Centre for Employment and Labour Relations Law Working Paper No. 39
36 Pages Posted: 22 May 2007
This paper is about the legal protection of the human rights of workers in Australia. I focus in particular on aspects of the protection of freedom of association, and how Australian law acts to eliminate discrimination in employment and occupation. This focus of course takes in only two of the four areas covered by the core labour standards of the International Labour Organisation (ILO), leaving out the issues of child labour and forced labour. It therefore sidesteps the debate about the adequacy of the ILO's conception of what are core labour standards, and avoids important questions about the implementation of some of Australia's international obligations as a party to the International Covenant on Economic, Social and Cultural Rights (ICESCR), in particular as concerns the rights to work, to just and favourable conditions of work, and to social security. I have selected the focus despite these limitations because of the significant volume of material on the topics, and because they serve to illustrate more fully some of the significant limitations of Australian law as a means of protecting workers' human rights.

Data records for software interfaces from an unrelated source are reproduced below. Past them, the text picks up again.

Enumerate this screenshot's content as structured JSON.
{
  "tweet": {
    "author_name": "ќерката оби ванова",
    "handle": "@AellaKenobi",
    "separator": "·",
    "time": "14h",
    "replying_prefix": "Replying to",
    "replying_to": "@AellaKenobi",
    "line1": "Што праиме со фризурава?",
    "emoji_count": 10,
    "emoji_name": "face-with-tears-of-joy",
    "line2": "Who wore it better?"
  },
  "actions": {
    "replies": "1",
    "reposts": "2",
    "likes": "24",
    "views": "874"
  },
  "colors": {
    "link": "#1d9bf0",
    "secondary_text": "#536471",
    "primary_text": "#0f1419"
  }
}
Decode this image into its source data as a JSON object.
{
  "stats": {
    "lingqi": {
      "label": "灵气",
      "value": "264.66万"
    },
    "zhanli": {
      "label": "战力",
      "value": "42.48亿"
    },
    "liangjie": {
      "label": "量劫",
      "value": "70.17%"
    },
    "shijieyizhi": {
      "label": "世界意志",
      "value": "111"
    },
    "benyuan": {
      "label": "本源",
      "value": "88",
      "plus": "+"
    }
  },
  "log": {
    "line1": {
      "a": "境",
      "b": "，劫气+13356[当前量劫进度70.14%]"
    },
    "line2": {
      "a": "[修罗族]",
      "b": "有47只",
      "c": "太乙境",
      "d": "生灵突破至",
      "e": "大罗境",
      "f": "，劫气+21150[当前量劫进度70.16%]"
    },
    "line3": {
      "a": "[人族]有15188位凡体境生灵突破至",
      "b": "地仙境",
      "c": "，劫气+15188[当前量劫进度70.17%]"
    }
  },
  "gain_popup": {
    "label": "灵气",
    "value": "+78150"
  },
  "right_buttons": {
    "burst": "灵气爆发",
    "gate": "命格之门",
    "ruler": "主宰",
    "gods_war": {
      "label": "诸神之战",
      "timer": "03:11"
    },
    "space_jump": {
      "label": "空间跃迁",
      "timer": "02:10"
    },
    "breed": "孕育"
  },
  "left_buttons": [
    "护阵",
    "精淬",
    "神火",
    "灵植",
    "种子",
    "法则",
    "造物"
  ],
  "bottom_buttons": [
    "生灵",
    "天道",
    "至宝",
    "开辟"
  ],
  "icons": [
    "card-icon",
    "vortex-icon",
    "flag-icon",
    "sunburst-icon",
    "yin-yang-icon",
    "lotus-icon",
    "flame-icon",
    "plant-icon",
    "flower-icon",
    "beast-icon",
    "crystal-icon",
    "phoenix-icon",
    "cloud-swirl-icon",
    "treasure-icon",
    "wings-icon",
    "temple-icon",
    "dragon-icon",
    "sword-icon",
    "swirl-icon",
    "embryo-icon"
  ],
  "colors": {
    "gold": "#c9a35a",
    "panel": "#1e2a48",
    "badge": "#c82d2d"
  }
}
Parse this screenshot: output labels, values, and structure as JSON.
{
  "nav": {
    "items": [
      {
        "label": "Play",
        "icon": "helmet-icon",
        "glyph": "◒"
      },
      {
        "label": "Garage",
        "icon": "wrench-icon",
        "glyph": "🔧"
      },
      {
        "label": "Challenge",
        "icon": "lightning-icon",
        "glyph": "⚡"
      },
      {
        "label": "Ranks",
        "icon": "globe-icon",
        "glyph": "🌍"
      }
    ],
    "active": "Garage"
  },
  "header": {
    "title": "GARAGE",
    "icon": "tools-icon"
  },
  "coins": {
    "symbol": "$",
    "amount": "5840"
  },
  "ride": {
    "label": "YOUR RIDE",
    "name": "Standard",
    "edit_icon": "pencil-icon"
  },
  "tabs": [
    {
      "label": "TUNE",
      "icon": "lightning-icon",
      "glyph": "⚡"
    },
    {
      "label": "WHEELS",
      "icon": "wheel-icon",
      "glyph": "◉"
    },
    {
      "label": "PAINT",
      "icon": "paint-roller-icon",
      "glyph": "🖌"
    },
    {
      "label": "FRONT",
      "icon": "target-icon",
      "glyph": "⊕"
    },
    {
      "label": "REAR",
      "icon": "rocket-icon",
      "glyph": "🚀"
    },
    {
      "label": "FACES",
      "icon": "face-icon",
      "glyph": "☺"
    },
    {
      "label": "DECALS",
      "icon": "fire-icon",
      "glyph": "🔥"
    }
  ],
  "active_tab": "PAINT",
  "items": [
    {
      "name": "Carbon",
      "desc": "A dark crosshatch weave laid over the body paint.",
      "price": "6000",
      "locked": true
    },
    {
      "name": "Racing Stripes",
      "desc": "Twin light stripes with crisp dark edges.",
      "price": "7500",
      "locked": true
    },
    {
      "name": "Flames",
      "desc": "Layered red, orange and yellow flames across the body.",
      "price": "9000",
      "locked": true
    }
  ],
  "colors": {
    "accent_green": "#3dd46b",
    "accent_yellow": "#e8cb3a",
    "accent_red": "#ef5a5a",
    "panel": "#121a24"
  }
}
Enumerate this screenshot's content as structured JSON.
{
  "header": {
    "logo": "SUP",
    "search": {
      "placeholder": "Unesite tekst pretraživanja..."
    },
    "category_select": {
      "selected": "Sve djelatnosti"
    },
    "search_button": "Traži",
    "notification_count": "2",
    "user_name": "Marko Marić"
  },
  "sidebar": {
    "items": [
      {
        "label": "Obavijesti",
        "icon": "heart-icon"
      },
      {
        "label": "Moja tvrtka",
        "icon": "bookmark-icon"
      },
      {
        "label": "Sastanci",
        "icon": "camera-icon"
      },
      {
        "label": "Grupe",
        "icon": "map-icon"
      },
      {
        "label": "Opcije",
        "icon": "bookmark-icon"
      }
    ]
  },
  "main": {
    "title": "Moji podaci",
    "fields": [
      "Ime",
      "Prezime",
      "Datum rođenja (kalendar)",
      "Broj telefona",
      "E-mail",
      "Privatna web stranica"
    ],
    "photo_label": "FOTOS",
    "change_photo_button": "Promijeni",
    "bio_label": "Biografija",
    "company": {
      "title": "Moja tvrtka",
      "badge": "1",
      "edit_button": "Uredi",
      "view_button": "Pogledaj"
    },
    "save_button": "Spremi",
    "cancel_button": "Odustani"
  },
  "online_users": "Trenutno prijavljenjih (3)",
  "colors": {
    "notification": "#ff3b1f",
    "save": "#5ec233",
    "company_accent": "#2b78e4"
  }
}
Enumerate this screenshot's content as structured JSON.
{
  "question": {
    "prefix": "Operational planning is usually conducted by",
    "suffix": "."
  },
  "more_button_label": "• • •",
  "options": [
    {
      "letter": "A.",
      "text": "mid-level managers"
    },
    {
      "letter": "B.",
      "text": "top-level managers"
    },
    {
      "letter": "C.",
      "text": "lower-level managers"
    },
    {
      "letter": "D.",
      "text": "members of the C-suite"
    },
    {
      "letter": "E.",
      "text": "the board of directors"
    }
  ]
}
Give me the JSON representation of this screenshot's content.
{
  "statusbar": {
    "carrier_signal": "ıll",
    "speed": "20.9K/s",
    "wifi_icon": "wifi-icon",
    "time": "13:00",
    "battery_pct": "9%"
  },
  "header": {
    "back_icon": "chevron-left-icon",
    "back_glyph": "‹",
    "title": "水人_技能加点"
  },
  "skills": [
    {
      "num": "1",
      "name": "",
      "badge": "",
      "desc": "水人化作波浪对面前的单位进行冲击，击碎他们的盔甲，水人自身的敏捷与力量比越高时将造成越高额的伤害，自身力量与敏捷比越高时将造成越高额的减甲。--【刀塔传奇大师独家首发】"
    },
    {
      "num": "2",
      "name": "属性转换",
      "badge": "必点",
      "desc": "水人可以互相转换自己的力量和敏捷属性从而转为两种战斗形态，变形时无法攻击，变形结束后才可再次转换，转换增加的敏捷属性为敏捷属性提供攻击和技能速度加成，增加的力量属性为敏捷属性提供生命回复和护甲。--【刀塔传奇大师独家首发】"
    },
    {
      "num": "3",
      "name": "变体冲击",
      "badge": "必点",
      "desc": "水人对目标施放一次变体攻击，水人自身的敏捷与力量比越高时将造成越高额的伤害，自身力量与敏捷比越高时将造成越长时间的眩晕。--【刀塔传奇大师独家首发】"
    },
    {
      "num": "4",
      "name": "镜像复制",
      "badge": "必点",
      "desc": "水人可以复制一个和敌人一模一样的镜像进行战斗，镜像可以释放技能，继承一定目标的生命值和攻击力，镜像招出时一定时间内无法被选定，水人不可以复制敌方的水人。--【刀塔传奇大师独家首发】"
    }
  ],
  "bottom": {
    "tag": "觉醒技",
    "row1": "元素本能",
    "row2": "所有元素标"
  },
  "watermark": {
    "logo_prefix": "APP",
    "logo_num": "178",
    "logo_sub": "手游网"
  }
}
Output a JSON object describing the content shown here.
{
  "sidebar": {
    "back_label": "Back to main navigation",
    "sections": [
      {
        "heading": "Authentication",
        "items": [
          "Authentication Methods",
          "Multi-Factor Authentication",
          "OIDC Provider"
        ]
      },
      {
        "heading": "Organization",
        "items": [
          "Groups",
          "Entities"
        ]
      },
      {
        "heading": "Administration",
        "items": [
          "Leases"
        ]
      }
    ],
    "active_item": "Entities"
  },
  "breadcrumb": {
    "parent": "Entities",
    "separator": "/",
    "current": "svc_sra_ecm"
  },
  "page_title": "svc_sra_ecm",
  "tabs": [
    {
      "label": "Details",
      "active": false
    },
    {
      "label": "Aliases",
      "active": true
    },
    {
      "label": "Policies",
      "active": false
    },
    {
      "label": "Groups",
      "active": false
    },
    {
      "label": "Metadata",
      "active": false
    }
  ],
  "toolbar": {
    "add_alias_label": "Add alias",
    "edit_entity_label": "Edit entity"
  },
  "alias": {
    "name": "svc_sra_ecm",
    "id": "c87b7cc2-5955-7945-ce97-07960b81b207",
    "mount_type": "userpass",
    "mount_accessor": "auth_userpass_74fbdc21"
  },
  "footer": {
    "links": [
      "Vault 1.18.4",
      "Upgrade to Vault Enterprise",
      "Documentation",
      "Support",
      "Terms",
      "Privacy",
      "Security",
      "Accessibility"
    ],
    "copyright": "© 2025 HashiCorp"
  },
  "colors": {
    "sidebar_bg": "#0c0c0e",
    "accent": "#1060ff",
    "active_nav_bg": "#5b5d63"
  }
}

Keywords: human rights, Australia, workers
JEL Classification: J50, K31
Suggested Citation: Suggested Citation